Feeds

Liverpool declares itself an ID-free zone

Labour members back non-cooperation vote

Gartner critical capabilities for enterprise endpoint backup

Liverpool City Council passed a motion last night vowing not to co-operate with Home Office plans to extend its ID card trial to the city early next year.

Liverpool and Blackburn have been apparently been chosen for the next stage of the trial - the cards are currently being piloted in Manchester.

The Lib Dem council said it reiterated its opposition to the scheme. It will refuse to co-operate with promotion of the card using council resources or premises, unless forced to do so by law. Finally the council will work with organisations like NO2ID, which campaign against the card.

For its part, NO2ID congratulated the council, and particularly Labour members, for not being fooled by the Home Office.

Phil Booth, national coordinator for the lobby group, said: "Neither the people of Liverpool nor their elected representatives have been conned. We particularly congratulate Labour councillors for taking their constituents’ sides against the Home Office’s favourite surveillance scheme, even if a Labour Home Secretary complacently lets the bureaucrats steam on, spending uncounted millions in the biggest ID theft of all."

Liverpool Council noted that despite Labour minister claims, the cards will not prevent crime, terrorism or illegal immigration, but would instead change the relationship between citizen and state.

An outright refusal to allow council premises to be used to tout the ID card might have thrown up some possible roadblocks to the card in the city.

However, Liverpool's position, on the face of it, seems set to be as much of a threat to the gov's programme as Islington's self-designation as nuclear free zone was to the UK's nuke weapons policy in the 1980s.

The Home Office will give an update on its ID Card pilot next week. ®

Gartner critical capabilities for enterprise endpoint backup

More from The Register

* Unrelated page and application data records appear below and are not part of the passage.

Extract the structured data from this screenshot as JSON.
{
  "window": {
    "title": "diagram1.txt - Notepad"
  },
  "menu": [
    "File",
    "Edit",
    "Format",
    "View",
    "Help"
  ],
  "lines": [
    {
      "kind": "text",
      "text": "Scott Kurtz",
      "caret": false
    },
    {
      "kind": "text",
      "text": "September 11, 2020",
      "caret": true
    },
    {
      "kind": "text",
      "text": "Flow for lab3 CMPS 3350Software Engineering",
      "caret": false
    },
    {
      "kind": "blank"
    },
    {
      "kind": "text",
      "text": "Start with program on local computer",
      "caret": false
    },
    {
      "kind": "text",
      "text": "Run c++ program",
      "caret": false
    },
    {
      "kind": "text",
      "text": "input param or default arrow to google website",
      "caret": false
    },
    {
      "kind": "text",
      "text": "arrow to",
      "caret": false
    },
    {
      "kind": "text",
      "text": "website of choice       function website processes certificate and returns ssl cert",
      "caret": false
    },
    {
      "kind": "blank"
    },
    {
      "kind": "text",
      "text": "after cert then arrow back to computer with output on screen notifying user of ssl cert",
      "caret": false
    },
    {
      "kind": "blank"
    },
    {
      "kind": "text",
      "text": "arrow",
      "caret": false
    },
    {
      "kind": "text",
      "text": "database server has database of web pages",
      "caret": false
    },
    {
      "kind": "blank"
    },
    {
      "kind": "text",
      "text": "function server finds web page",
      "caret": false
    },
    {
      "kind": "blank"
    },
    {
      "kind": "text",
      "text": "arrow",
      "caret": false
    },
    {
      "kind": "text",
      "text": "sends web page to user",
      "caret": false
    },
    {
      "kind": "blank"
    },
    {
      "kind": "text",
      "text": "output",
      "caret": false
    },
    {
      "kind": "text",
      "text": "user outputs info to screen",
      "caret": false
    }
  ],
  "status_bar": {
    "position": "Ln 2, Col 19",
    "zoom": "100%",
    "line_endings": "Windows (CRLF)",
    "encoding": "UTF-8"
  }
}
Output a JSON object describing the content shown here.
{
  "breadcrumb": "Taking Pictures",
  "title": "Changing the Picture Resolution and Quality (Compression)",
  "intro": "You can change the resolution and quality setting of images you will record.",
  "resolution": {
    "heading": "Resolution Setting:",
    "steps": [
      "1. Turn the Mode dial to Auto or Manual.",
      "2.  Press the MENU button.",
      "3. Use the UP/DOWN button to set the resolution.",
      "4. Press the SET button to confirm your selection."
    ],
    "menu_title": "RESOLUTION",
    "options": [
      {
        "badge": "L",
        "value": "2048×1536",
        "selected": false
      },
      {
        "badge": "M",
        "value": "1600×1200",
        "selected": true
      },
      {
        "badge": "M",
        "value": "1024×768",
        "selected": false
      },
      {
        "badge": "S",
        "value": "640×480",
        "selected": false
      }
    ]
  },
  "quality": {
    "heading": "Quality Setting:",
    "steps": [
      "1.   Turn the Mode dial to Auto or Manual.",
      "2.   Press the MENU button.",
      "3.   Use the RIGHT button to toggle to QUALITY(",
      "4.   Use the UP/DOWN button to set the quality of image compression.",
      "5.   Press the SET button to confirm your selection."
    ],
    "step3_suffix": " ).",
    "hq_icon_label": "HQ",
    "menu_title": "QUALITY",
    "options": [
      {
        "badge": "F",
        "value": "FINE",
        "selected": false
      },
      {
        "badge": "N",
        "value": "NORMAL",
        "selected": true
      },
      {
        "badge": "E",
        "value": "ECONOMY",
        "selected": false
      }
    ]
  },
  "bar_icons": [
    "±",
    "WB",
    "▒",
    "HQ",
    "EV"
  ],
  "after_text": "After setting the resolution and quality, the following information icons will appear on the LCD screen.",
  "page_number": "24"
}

next story
'Stop dissing Google or quit': OK, I quit, says Code Club co-founder
And now a message from our sponsors: 'STFU or else'
Ex US cybersecurity czar guilty in child sex abuse website case
Health and Human Services IT security chief headed online to share vile images
Uber, Lyft and cutting corners: The true face of the Sharing Economy
Casual labour and tired ideas = not really web-tastic
Don't even THINK about copyright violation, says Indian state
Pre-emptive arrest for pirates in Karnataka
The police are WRONG: Watching YouTube videos is NOT illegal
And our man Corfield is pretty bloody cross about it
Oz biz regulator discovers shared servers in EPIC FACEPALM
'Not aware' that one IP can hold more than one Website
Apple tried to get a ban on Galaxy, judge said: NO, NO, NO
Judge Koh refuses Samsung ban for the third time
Pedals and wheel in that Google robo-car or it's off the road – Cali DMV
And insists on $5 million insurance per motor against accidents
prev story

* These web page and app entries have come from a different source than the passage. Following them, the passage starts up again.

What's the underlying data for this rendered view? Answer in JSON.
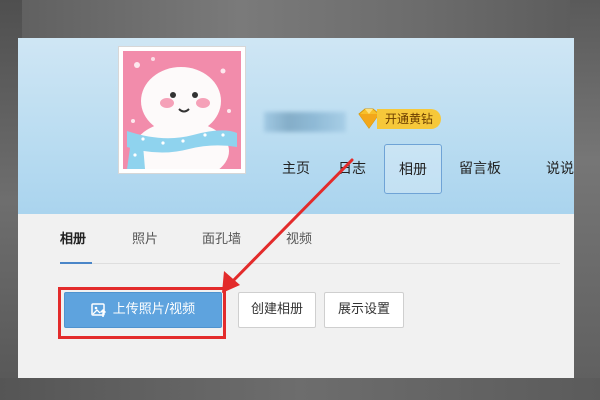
{
  "profile": {
    "vip_label": "开通黄钻"
  },
  "nav": {
    "items": [
      {
        "label": "主页"
      },
      {
        "label": "日志"
      },
      {
        "label": "相册"
      },
      {
        "label": "留言板"
      },
      {
        "label": "说说"
      }
    ],
    "active": "相册"
  },
  "album_tabs": {
    "items": [
      {
        "label": "相册"
      },
      {
        "label": "照片"
      },
      {
        "label": "面孔墙"
      },
      {
        "label": "视频"
      }
    ],
    "active": "相册"
  },
  "actions": {
    "upload_label": "上传照片/视频",
    "create_album_label": "创建相册",
    "display_settings_label": "展示设置"
  },
  "annotation": {
    "highlight_color": "#e32b2b",
    "target": "upload-button"
  },
  "colors": {
    "header_blue": "#b9dcf1",
    "upload_button": "#5ea3de",
    "vip_gold": "#f6c83a"
  }
}
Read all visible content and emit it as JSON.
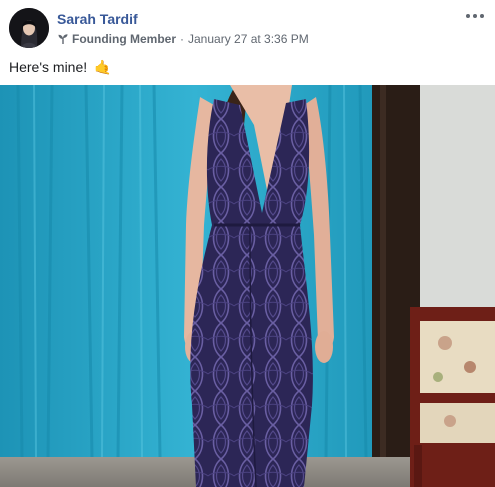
{
  "post": {
    "author_name": "Sarah Tardif",
    "badge_label": "Founding Member",
    "separator": "·",
    "timestamp": "January 27 at 3:36 PM",
    "text": "Here's mine!",
    "emoji": "🤙"
  },
  "icons": {
    "avatar": "profile-photo",
    "badge": "sprout-icon",
    "more": "more-options-icon"
  },
  "colors": {
    "author_link": "#385898",
    "meta_text": "#606770",
    "curtain": "#29a5c6",
    "dress": "#2a2450"
  }
}
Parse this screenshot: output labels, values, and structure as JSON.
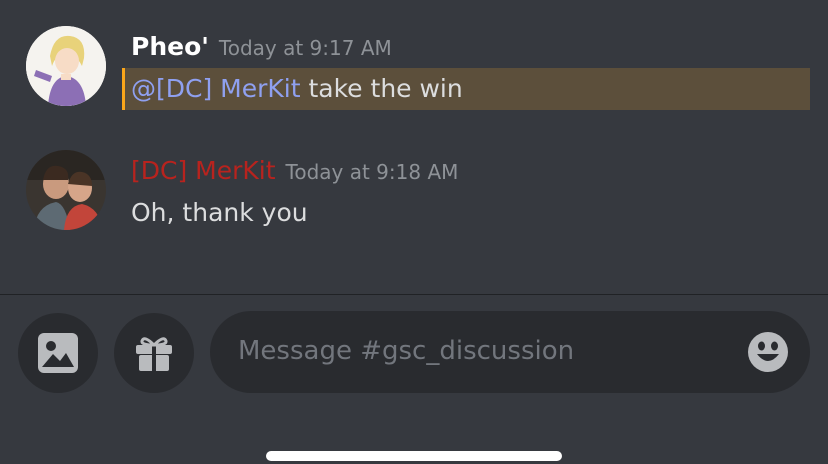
{
  "messages": [
    {
      "username": "Pheo'",
      "timestamp": "Today at 9:17 AM",
      "mention": "@[DC] MerKit",
      "text": " take the win",
      "avatar_icon": "anime-character-avatar"
    },
    {
      "username": "[DC] MerKit",
      "timestamp": "Today at 9:18 AM",
      "text": "Oh, thank you",
      "avatar_icon": "photo-avatar",
      "username_color": "#b8231e"
    }
  ],
  "composer": {
    "placeholder": "Message #gsc_discussion",
    "image_icon": "image-icon",
    "gift_icon": "gift-icon",
    "emoji_icon": "emoji-icon"
  },
  "colors": {
    "background": "#36393f",
    "mention_highlight": "#5c4f3b",
    "mention_bar": "#faa61a",
    "mention_text": "#8fa0f0"
  }
}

Whitepapers

Top 10 endpoint backup mistakes
Avoid the ten endpoint backup mistakes to ensure that your critical corporate data is protected and end user productivity is improved.
Implementing global e-invoicing with guaranteed legal certainty
Explaining the role local tax compliance plays in successful supply chain management and e-business and how leading global brands are addressing this.
Backing up distributed data
Eliminating the redundant use of bandwidth and storage capacity and application consolidation in the modern data center.
The essential guide to IT transformation
ServiceNow discusses three IT transformations that can help CIOs automate IT services to transform IT and the enterprise
Next gen security for virtualised datacentres
Legacy security solutions are inefficient due to the architectural differences between physical and virtual environments.